Witnesses and Evangelists

Twenty years ago a friend of mine served on a jury. When she told me about her experience, I had a light bulb moment about my call to be a Christian witness.

My friend said the judge gave the witnesses strict instructions. Witnesses were to tell exactly what they had seen or heard or experienced. Witnesses were not supposed to hypothesise about what other people were thinking or feeling. They were not to talk about what might have happened or what they believed to be true. They were simply to report what they had seen or heard or experienced.

Up until that point I had spent most of my Christian life feeling guilty that I was so uncomfortable with evangelism. I had known several people who were passionate about evangelism, and those people shared several characteristics. They grieved deeply for people who didn’t know Jesus. They were always praying for non-Christians to become Christians. They were comfortable striking up conversations with strangers in the hopes they would be able to talk about Jesus at some point in the conversation. When those opportunities to share their faith came, they were excited and energized by the experience.

I was so not like them, and I felt guilty about that. (My passion is to see Christians deepen in faith, and I’m not at all comfortable talking with strangers about God, even after a lifetime of trying.) That moment when my friend served on a jury changed my life. I realized I didn’t have to be an evangelist. I only had to be a witness. I only had to talk about what I had seen, heard or experienced when opportunities arose.

Over the next few years, I became more comfortable – not totally comfortable, but more comfortable – being a witness to family members, friends and acquaintances who don’t know Jesus. I became more comfortable saying things like: “At church on Sunday we talked about God’s love.” “I prayed a lot about that challenging situation and God answered my prayers.” “You wonder why I made that decision, and I have to say it’s because I prayed about it and God seemed to lead me in that direction.” I talked more openly and easily about what I had seen and experienced in my walk with Jesus.

As I became more comfortable as a witness, I found great encouragement in these words at the beginning of the first letter of John:

We declare to you what was from the beginning, what we have heard, what we have seen with our eyes, what we have looked at and touched with our hands, concerning the word of life—this life was revealed, and we have seen it and testify to it, and declare to you the eternal life that was with the Father and was revealed to us—we declare to you what we have seen and heard so that you also may have fellowship with us (verses 1-3).
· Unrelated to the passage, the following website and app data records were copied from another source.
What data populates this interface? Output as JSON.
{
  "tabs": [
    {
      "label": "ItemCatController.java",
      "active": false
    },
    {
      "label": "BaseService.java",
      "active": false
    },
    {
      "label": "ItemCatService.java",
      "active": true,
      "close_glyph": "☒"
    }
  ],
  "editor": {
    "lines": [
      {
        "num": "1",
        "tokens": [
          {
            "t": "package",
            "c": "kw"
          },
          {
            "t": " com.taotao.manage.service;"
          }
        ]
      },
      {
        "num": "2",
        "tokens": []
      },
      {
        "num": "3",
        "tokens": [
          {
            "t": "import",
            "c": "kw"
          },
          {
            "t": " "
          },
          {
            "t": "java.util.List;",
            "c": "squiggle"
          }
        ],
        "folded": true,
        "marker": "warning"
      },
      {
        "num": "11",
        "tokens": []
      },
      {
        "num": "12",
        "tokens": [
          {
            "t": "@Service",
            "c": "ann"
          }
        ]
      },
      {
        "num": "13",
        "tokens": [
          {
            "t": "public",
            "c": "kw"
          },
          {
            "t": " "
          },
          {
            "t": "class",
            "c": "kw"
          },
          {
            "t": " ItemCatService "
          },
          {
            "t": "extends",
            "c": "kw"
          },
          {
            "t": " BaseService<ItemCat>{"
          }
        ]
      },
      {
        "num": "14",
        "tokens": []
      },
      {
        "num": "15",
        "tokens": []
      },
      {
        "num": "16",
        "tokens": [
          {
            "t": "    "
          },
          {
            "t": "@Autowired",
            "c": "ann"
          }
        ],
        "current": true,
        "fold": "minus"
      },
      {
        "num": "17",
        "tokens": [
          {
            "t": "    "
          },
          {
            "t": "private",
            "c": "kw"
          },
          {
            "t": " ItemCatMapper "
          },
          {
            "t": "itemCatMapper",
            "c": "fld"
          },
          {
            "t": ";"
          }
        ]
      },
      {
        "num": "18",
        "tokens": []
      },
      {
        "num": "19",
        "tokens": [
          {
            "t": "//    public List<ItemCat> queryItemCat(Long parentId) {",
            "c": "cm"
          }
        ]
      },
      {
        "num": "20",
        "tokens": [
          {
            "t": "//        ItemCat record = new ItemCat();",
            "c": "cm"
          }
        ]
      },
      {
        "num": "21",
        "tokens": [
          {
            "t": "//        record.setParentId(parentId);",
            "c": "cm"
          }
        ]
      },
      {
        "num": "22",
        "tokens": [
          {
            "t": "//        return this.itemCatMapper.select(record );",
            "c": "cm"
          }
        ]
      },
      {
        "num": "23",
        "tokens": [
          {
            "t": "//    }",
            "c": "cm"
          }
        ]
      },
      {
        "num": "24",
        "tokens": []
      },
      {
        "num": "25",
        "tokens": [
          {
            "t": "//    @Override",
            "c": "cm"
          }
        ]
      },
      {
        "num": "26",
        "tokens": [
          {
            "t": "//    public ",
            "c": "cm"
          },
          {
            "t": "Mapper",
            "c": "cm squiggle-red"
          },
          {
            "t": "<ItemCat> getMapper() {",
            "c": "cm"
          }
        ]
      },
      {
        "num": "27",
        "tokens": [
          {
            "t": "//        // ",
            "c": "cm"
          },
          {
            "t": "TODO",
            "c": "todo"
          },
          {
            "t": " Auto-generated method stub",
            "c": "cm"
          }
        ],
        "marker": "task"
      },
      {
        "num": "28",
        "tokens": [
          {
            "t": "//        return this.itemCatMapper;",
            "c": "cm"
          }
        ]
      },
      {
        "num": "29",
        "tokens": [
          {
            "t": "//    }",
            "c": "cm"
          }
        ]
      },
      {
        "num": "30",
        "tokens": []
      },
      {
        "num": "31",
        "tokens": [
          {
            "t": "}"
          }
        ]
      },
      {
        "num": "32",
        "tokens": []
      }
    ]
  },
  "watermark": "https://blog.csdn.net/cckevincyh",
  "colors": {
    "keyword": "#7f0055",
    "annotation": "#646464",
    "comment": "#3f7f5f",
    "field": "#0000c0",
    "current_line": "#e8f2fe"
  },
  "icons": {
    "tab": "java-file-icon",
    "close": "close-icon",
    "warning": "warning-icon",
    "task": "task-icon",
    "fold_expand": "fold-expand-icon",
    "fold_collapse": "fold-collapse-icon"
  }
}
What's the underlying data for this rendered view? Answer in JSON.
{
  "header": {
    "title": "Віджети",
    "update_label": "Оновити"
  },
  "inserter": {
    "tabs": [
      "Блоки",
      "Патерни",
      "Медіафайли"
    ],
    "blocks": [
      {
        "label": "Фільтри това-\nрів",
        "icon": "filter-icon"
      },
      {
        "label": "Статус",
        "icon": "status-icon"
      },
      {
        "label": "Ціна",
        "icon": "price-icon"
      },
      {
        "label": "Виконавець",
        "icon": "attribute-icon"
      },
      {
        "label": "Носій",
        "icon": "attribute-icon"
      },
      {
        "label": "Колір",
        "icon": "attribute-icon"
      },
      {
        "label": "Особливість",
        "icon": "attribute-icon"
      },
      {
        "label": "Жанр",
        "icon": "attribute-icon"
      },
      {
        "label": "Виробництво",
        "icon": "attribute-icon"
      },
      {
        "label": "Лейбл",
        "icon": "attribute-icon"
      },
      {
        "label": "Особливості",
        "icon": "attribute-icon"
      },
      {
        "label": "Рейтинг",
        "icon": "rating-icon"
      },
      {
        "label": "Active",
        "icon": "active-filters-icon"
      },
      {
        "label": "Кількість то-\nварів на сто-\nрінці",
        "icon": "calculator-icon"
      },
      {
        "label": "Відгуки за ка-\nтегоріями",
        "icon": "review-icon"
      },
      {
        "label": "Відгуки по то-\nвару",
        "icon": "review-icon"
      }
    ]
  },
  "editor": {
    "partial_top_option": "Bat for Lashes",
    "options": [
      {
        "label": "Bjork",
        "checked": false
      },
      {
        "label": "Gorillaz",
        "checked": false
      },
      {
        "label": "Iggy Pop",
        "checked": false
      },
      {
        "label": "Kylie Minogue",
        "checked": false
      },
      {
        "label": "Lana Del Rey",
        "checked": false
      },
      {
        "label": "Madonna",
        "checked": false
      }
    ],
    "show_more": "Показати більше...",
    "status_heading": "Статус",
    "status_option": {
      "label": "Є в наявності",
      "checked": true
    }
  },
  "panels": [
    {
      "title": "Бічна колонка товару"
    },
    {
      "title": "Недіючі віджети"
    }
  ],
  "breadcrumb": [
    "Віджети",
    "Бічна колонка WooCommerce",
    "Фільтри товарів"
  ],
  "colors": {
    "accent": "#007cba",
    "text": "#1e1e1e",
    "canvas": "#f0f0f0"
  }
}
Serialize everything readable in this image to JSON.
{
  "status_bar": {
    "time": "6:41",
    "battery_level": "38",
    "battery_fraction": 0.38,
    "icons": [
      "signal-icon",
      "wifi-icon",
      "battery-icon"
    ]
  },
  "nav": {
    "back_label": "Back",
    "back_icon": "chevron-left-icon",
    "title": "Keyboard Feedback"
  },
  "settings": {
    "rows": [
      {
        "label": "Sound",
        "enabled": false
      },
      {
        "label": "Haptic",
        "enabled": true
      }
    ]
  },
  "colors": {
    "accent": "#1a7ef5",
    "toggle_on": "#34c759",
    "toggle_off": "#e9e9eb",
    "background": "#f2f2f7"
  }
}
When opportunities arise, I am called to talk, simply and clearly, about what I’ve heard, what I’ve seen with my own eyes, what I’ve looked at “concerning the word of life.”

I am convinced that some people have gifts in evangelism. We need to train them and empower them to use those gifts. One of my friends with gifts in evangelism was hired by her church for a few years to be an evangelist. They paid her for 15 hours a week, and they set her free to sit in coffee shops and talk to people. What a great idea! We need to help congregations identify the people who have a passion for evangelism and gifts in evangelism. We need to train those people and set them free to use their gifts and passion.

I am convinced that those of us who don’t have gifts in evangelism are called to be witnesses, to be willing to talk about what we have seen and heard and experienced with God in Christ through the power of the Holy Spirit. In our congregations, we need to train and empower all Christians to be witnesses, without putting pressure on them all to be evangelists.

One of the reasons I felt like a failure as an evangelist for so many years is that no one made the distinction for me between people with gifts in evangelism and the rest of us who are called to be witnesses. I always felt pressured to love talking to strangers about Christ, to take initiative to turn conversations with strangers around to the topic of God. That is a big ask. Being a witness about what I have seen, heard and experienced with God to the people I already know, and occasionally to strangers, is much more doable for most of us. This emphasis on being a witness is, I believe, faithful to the biblical commands to use our unique spiritual gifts wisely and also to allow the Holy Spirit to empower us to be witnesses (John 15:27, Acts 1:8).

(This article originally appeared on the New Zealand Evangelism Project website.)